Just as the impending end to the beloved festive season draws closer, one’s spirit is greatly lifted as Pujo-goers engage in Dhunuchi-naach to the tune of the “dhak” on Nabami (ninth day). While some opt for the classic one-dhunuchi-in-each-hand approach, others can get more ambitious with an extra dhunuchi (incense burning earthen vessel) balanced on their mouths as they sway rhythmically around. On the emotional Dashami, as the rest of the city prepares for the “Ravan-dehan”, Bengalis leave for the pandals one last time in red and white sarees and kurtas to bid farewell to Goddess Durga. They venerate her through boron (offerings of sweets, paan leaves and prayers) and married women partake in the shidoor khela which puts an end to the celebrations in jubilance. While lowering the diety from her seat into large trucks that would transport her to the Yamuna, people exuberantly shout “Aashche Bocchor Abar Hobe!” (Let’s do this again next year!) while dancing to the beat of the dhak. As the visarjan rituals commence at the banks of Yamuna, devotees chant religiously, dance to their heart’s content and most of all, await the return of maa and the celebration of her blessings to mankind again next year.

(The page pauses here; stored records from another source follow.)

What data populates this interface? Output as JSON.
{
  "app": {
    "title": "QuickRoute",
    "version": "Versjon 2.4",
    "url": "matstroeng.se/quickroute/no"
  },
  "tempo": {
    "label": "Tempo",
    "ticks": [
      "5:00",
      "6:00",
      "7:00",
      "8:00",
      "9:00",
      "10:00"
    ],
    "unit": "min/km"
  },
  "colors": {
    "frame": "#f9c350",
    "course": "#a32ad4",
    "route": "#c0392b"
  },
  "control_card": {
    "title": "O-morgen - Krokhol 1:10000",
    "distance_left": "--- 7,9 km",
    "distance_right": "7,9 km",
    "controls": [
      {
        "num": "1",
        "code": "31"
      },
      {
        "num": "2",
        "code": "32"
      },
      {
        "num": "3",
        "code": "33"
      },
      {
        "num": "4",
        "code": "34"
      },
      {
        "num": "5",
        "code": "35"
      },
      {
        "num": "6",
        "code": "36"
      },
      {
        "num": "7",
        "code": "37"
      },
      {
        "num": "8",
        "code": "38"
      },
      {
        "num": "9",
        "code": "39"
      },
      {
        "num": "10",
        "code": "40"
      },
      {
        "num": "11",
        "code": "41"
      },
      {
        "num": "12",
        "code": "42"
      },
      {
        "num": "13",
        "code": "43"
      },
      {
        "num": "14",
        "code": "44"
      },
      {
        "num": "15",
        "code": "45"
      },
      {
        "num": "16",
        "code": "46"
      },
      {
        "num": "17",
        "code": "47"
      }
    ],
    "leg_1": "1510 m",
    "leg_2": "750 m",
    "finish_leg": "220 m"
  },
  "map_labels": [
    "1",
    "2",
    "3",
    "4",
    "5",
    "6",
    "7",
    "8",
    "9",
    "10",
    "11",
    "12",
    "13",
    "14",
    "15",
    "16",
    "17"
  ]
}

The Probashi Bangali pujos of Delhi and elsewhere in the country, help members of the Bengali diaspora to connect with the most poignant part of their culture that they had to leave behind in order to pursue better opportunities for themselves and their families. It gives them a chance to meet people of similar circumstances, memories and values in their home-away-from-home so that they can re-create the kinship and community ties that were so central to their old “para” pujos in a new kind of community set-up. These pujos are not only significant to first-generation Probashis but also the subsequent ones that were born and brought up outside of Bengal, who have never experienced the group effort in going from house to house collecting pujo’r chanda (puja donations) or the gruelling month-long dance practices with 30 other children at your neighbour’s place in order to get the perfect sync. For them, Probashi Pujos is more important than its Bengal counterparts because they represent their multi-cultural upbringing. It is an opportunity to learn the Bengali way of life and bask in the glory of its heritage, while in the beloved city of their birth that has become such an integral part of their identity.